# [AVAILABLE DATA]
_____

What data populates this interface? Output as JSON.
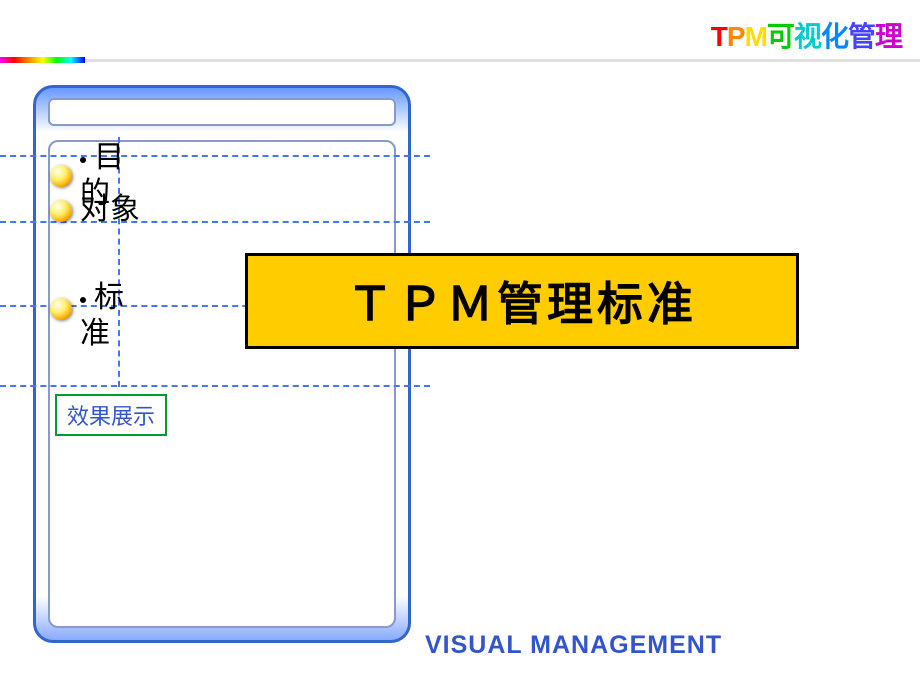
{
  "header": {
    "title_chars": [
      "T",
      "P",
      "M",
      "可",
      "视",
      "化",
      "管",
      "理"
    ]
  },
  "bullets": {
    "item1": "目的",
    "item2": "对象",
    "item3": "标准"
  },
  "section_label": "效果展示",
  "main_title": "ＴＰＭ管理标准",
  "footer": "VISUAL MANAGEMENT"
}
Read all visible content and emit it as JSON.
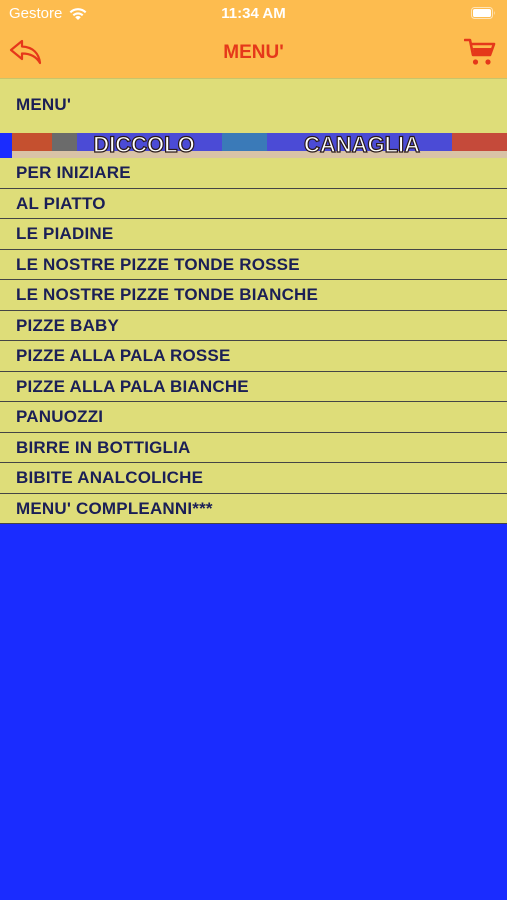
{
  "status_bar": {
    "carrier": "Gestore",
    "time": "11:34 AM"
  },
  "navbar": {
    "title": "MENU'"
  },
  "section": {
    "title": "MENU'"
  },
  "banner": {
    "text": "PICCOLO CANAGLIA"
  },
  "menu_items": [
    "PER INIZIARE",
    "AL PIATTO",
    "LE PIADINE",
    "LE NOSTRE PIZZE TONDE ROSSE",
    "LE NOSTRE PIZZE TONDE BIANCHE",
    "PIZZE BABY",
    "PIZZE ALLA PALA ROSSE",
    "PIZZE ALLA PALA BIANCHE",
    "PANUOZZI",
    "BIRRE IN BOTTIGLIA",
    "BIBITE ANALCOLICHE",
    "MENU' COMPLEANNI***"
  ],
  "colors": {
    "top_bar": "#fdbc4f",
    "title": "#e5381a",
    "list_bg": "#dedd79",
    "list_text": "#1b1f56",
    "page_bg": "#1a2cff"
  }
}
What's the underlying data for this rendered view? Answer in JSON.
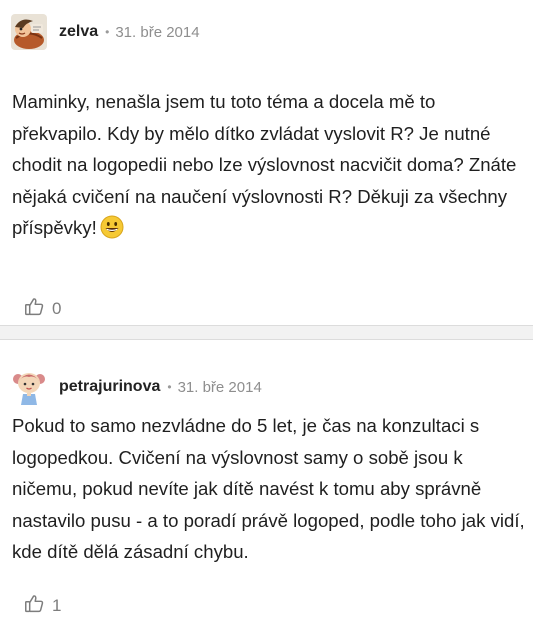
{
  "posts": [
    {
      "author": "zelva",
      "separator": "•",
      "date": "31. bře 2014",
      "text": "Maminky, nenašla jsem tu toto téma a docela mě to překvapilo. Kdy by mělo dítko zvládat vyslovit R? Je nutné chodit na logopedii nebo lze výslovnost nacvičit doma? Znáte nějaká cvičení na naučení výslovnosti R? Děkuji za všechny příspěvky!",
      "emoji": "grinning-face-emoji",
      "likes": "0",
      "avatar_icon": "turtle-avatar-icon"
    },
    {
      "author": "petrajurinova",
      "separator": "•",
      "date": "31. bře 2014",
      "text": "Pokud to samo nezvládne do 5 let, je čas na konzultaci s logopedkou. Cvičení na výslovnost samy o sobě jsou k ničemu, pokud nevíte jak dítě navést k tomu aby správně nastavilo pusu - a to poradí právě logoped, podle toho jak vidí, kde dítě dělá zásadní chybu.",
      "likes": "1",
      "avatar_icon": "girl-avatar-icon"
    }
  ],
  "colors": {
    "text": "#1f1f1f",
    "meta": "#8e8e8e",
    "separator_band": "#f2f2f2",
    "emoji_yellow": "#f6c934"
  },
  "icons": {
    "like": "thumbs-up-icon"
  }
}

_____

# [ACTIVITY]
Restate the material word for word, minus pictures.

# [EXERCISE RESPONSE]
What data populates this interface? Output as JSON.
{
  "header": {
    "title_chars": [
      "T",
      "P",
      "M",
      "可",
      "视",
      "化",
      "管",
      "理"
    ]
  },
  "bullets": {
    "item1": "目的",
    "item2": "对象",
    "item3": "标准"
  },
  "section_label": "效果展示",
  "main_title": "ＴＰＭ管理标准",
  "footer": "VISUAL MANAGEMENT"
}
Read all visible content and emit it as JSON.
{
  "status_bar": {
    "carrier": "Gestore",
    "time": "11:34 AM"
  },
  "navbar": {
    "title": "MENU'"
  },
  "section": {
    "title": "MENU'"
  },
  "banner": {
    "text": "PICCOLO CANAGLIA"
  },
  "menu_items": [
    "PER INIZIARE",
    "AL PIATTO",
    "LE PIADINE",
    "LE NOSTRE PIZZE TONDE ROSSE",
    "LE NOSTRE PIZZE TONDE BIANCHE",
    "PIZZE BABY",
    "PIZZE ALLA PALA ROSSE",
    "PIZZE ALLA PALA BIANCHE",
    "PANUOZZI",
    "BIRRE IN BOTTIGLIA",
    "BIBITE ANALCOLICHE",
    "MENU' COMPLEANNI***"
  ],
  "colors": {
    "top_bar": "#fdbc4f",
    "title": "#e5381a",
    "list_bg": "#dedd79",
    "list_text": "#1b1f56",
    "page_bg": "#1a2cff"
  }
}
What's the underlying data for this rendered view? Answer in JSON.
{
  "posts": [
    {
      "author": "zelva",
      "separator": "•",
      "date": "31. bře 2014",
      "text": "Maminky, nenašla jsem tu toto téma a docela mě to překvapilo. Kdy by mělo dítko zvládat vyslovit R? Je nutné chodit na logopedii nebo lze výslovnost nacvičit doma? Znáte nějaká cvičení na naučení výslovnosti R? Děkuji za všechny příspěvky!",
      "emoji": "grinning-face-emoji",
      "likes": "0",
      "avatar_icon": "turtle-avatar-icon"
    },
    {
      "author": "petrajurinova",
      "separator": "•",
      "date": "31. bře 2014",
      "text": "Pokud to samo nezvládne do 5 let, je čas na konzultaci s logopedkou. Cvičení na výslovnost samy o sobě jsou k ničemu, pokud nevíte jak dítě navést k tomu aby správně nastavilo pusu - a to poradí právě logoped, podle toho jak vidí, kde dítě dělá zásadní chybu.",
      "likes": "1",
      "avatar_icon": "girl-avatar-icon"
    }
  ],
  "colors": {
    "text": "#1f1f1f",
    "meta": "#8e8e8e",
    "separator_band": "#f2f2f2",
    "emoji_yellow": "#f6c934"
  },
  "icons": {
    "like": "thumbs-up-icon"
  }
}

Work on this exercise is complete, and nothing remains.